Johnson is one of the more prolific New Testament scholars, and his Anchor Bible volume on the letters to Timothy is one of the best of the series. He spends about fifty pages on the authorship of the Pastorals, fairly describing and assessing the “conventional approach.” He offers five problems which this consensus view rarely discusses, and finally settles on the view that these letters are genuinely Pauline. He knows that authenticity cannot be demonstrated, but he sees these letters are representing Paul’s own thinking even if they are written through a delegate of some kind. As with all the Anchor commentaries, the body of the commentary includes a fresh translation followed by phrase-by-phrase notes, all Greek is transliterated. After the notes, Johnson provides a comment section which deals with the overall themes of the section, usually including the special contribution of the section to a kind of “pastoral epistles theology.” Johnson does not include Titus in this volume. The Anchor Bible series has a separate volume for Titus, Jerome D. Quinn, The Letter to Titus (AB; New Your: Doubleday, 1990). Quinn, who died before finishing this commentary, includes an introduction on all three pastoral letters. (Ben Witherington calls Quinn’s commentary the “only real standout” commentary on Titus. He may be right, since there are precious few commentaries on Titus alone!) [Full Review]
Scot McKnight Scot McKnight August 2, 2009

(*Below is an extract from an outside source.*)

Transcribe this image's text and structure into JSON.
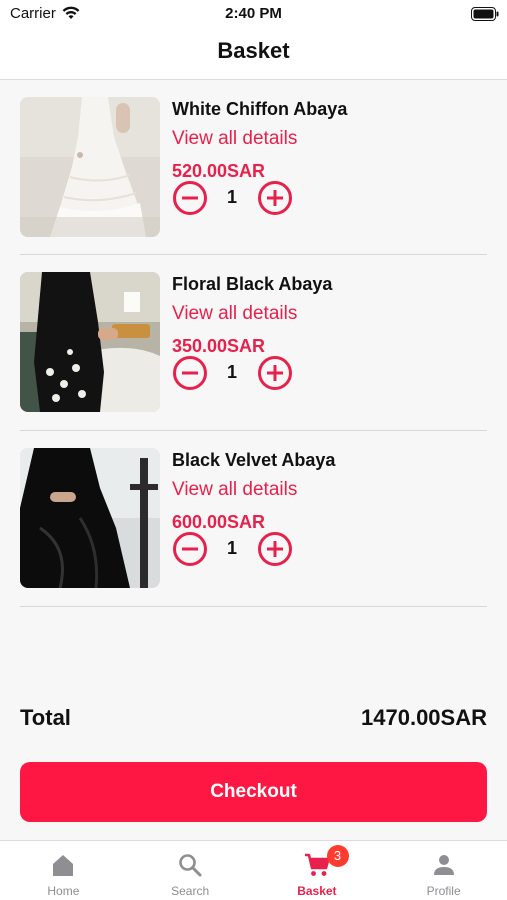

John Glynn John Glynn September 20, 2008
Unnatributed-d Unnatributed-d May 26, 2008
D. A. Carson D. A. Carson May 26, 2008